A couple of days before his first Test for six years, Ben Duckett made his intentions crystal clear. “If in doubt,” he tweeted, alongside a picture of the opener unfurling his trademark reverse sweep.
Duckett has been true to his word, with all sorts of sweeps forming the bedrock of his century in Rawalpindi and his swift 63 in the second Test. In Multan, where the ball spun much more, it was not just the defining shot of Duckett’s innings, but the entire England order’s. They lived by the sweep, scoring quickly with it, but died by the sweep too, with six wickets falling to it.
In total, England played 50 sweeps, gaining them 77 runs. Six is the second-most wickets England have lost to that shot since records began in 2006 (behind Kandy 2018, when they lost seven). The number is inflated by three tail-enders – with Jack Leach the most grievous example – falling, flailing to the shot.
This, according to Duckett, was a strategic decision, given the ball was turning, the pitch was low, and Pakistan had packed their side with five spin options (using three of them). It helped England rollick along at 5.43 runs per over, their third quickest first innings ever (Rawalpindi, and a rate of 6.5, is number one). The aggression is worth contrasting with how England have played on spinning tops in the past, fencing around, waiting for a ball with their name on it.

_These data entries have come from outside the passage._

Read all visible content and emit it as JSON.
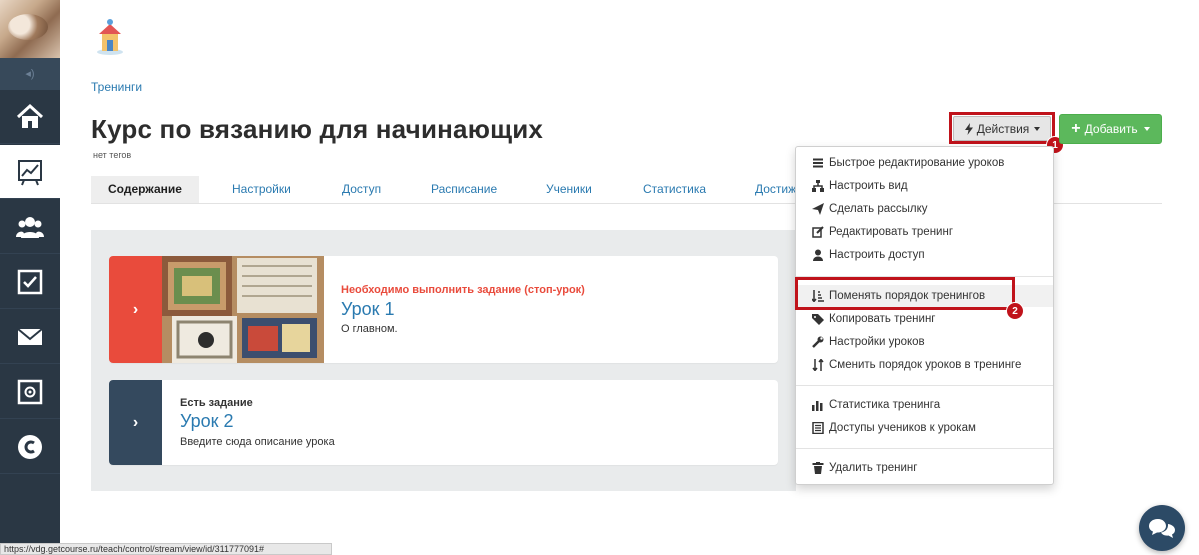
{
  "breadcrumb": "Тренинги",
  "title": "Курс по вязанию для начинающих",
  "tags_label": "нет тегов",
  "tabs": [
    {
      "label": "Содержание"
    },
    {
      "label": "Настройки"
    },
    {
      "label": "Доступ"
    },
    {
      "label": "Расписание"
    },
    {
      "label": "Ученики"
    },
    {
      "label": "Статистика"
    },
    {
      "label": "Достиж"
    }
  ],
  "toolbar": {
    "actions_label": "Действия",
    "add_label": "Добавить",
    "accent_color": "#5cb85c",
    "highlight_color": "#c0131b"
  },
  "markers": {
    "first": "1",
    "second": "2"
  },
  "lessons": [
    {
      "status": "Необходимо выполнить задание (стоп-урок)",
      "status_color": "#e94b3c",
      "title": "Урок 1",
      "description": "О главном.",
      "arrow_color": "#e94b3c",
      "has_image": true
    },
    {
      "status": "Есть задание",
      "status_color": "#333333",
      "title": "Урок 2",
      "description": "Введите сюда описание урока",
      "arrow_color": "#34495e",
      "has_image": false
    }
  ],
  "dropdown": {
    "group1": [
      {
        "label": "Быстрое редактирование уроков",
        "icon": "list-icon"
      },
      {
        "label": "Настроить вид",
        "icon": "sitemap-icon"
      },
      {
        "label": "Сделать рассылку",
        "icon": "send-icon"
      },
      {
        "label": "Редактировать тренинг",
        "icon": "edit-icon"
      },
      {
        "label": "Настроить доступ",
        "icon": "user-icon"
      }
    ],
    "group2": [
      {
        "label": "Поменять порядок тренингов",
        "icon": "sort-icon"
      },
      {
        "label": "Копировать тренинг",
        "icon": "tag-icon"
      },
      {
        "label": "Настройки уроков",
        "icon": "wrench-icon"
      },
      {
        "label": "Сменить порядок уроков в тренинге",
        "icon": "swap-icon"
      }
    ],
    "group3": [
      {
        "label": "Статистика тренинга",
        "icon": "bar-chart-icon"
      },
      {
        "label": "Доступы учеников к урокам",
        "icon": "document-icon"
      }
    ],
    "group4": [
      {
        "label": "Удалить тренинг",
        "icon": "trash-icon"
      }
    ]
  },
  "status_url": "https://vdg.getcourse.ru/teach/control/stream/view/id/311777091#"
}
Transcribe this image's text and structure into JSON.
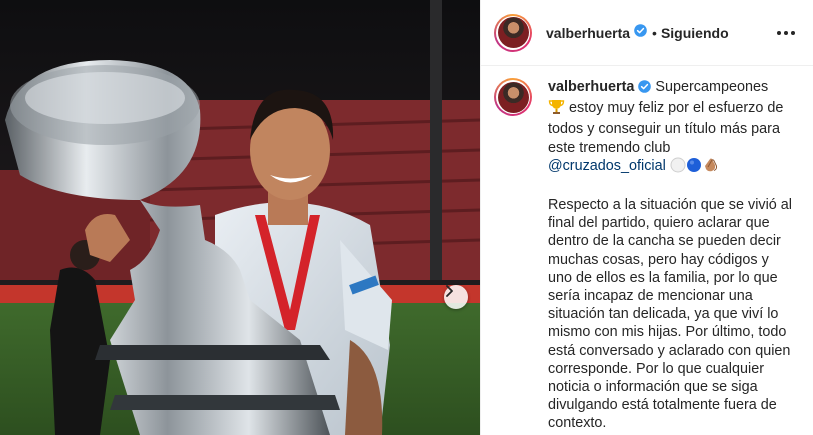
{
  "post": {
    "image_alt_icon": "carousel-next-icon",
    "header": {
      "username": "valberhuerta",
      "verified": true,
      "separator": "•",
      "follow_status": "Siguiendo"
    },
    "caption": {
      "username": "valberhuerta",
      "line1_text": "Supercampeones",
      "trophy_emoji": "🏆",
      "line2_text": " estoy muy feliz por el esfuerzo de todos y conseguir un título más para este tremendo club ",
      "mention": "@cruzados_oficial",
      "emojis": [
        "white-circle",
        "blue-circle",
        "clapping-hands"
      ],
      "paragraph2": "Respecto a la situación que se vivió al final del partido, quiero aclarar que dentro de la cancha se pueden decir muchas cosas, pero hay códigos y uno de ellos es la familia, por lo que sería incapaz de mencionar una situación tan delicada, ya que viví lo mismo con mis hijas. Por último, todo está conversado y aclarado con quien corresponde. Por lo que cualquier noticia o información que se siga divulgando está totalmente fuera de contexto."
    }
  },
  "colors": {
    "verified": "#3897f0",
    "mention": "#00376b",
    "text": "#262626",
    "border": "#efefef"
  }
}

“We were really focused on being positive,” said Duckett. "If we didn't score at that rate it could have easily been 150 or 200 all out. It’s clear what our gameplan is and I think the more it spins the harder we will go.”
It is difficult to keep up with this England batting order’s range of sweeps. The entire top seven likes to reverse, Joe Root reverse-laps the seamers, while Pope has one which he plays off the wrong foot.
Not for the first time, Duckett said on Friday “generally my sweep is my forward defence”. He joked that he “tried to sweep every ball” from Abrar Ahmed, the Pakistan debutant who took a brilliant seven-wicket haul. And, while he was one of those to eventually fall to the shot, he showed the way forward for his team-mates.
In Ollie Pope, Duckett found a kindred spirit. Zak Crawley had been dismissed by Ahmed’s fifth ball in Test cricket, a beautiful wrong’un, so Pope simply reverse-swept him for four first ball, setting the tone for a second-wicket partnership of 79 in 61 balls that would see both men sweep with abandon. Pope, who would also end up being dismissed sweeping (for the third time in Test cricket), would score 15 runs from his 11 sweeps.
Duckett’s first two balls from spin were swept for four, and he hardly let up. Of the 27 balls he faced from Pakistan’s spinners, 18 were swept. With regular sweeps, he took 15 runs from 11 balls, although there was a variation here, from the hard sweep to the paddle via the shovel. With the reverse, he scored eight runs from five balls, and two hard slog sweeps brought 10 runs. He went in front of square and behind, offside and leg. Pope’s sweep-count was into double figures, too.
It was not all plain sailing. Before they fell to Ahmed, Duckett and Pope were both given out lbw by Aleem Dar, only to be saved by feathers on their gloves. But there is significant upside, with Duckett explaining that it is the most effective way to manipulate the field.
“It doesn't matter which way it is spinning if you’re sweeping,” said Duckett. “On a pitch like this, I would much rather get out sweeping than playing a forward defence. That got me runs and made me score quick. As soon as the spin came on, I said if I am going to het out it’s going to be sweeping, I’m not going to be caught short leg or anything.
“Two years ago I might have played differently, but with the backing of the captain and coach, I am pretty sure they would have been annoyed with me if I’d got out blocking to short leg,” he said.
“I am gutted I have missed two in the last two games. I will be playing plenty more out here and there’s a chance I get out to it again. But it’s a go to option.
“When the pitch is doing more we will go even harder. It’s probably going to spin more in our second innings. We won’t go into our shell and block it. The way to score runs on this pitch is to be positive. The weep is a great option because there’s not massive bounce, the occasional one might. It’s a great shot to have out here and we will be looking to do the same in the second innings.
There is clearly risk to England’s sweeping, but on slow pitches like this it forms the cornerstone of their aggressive approach. They are not a team who give up their bread and butter.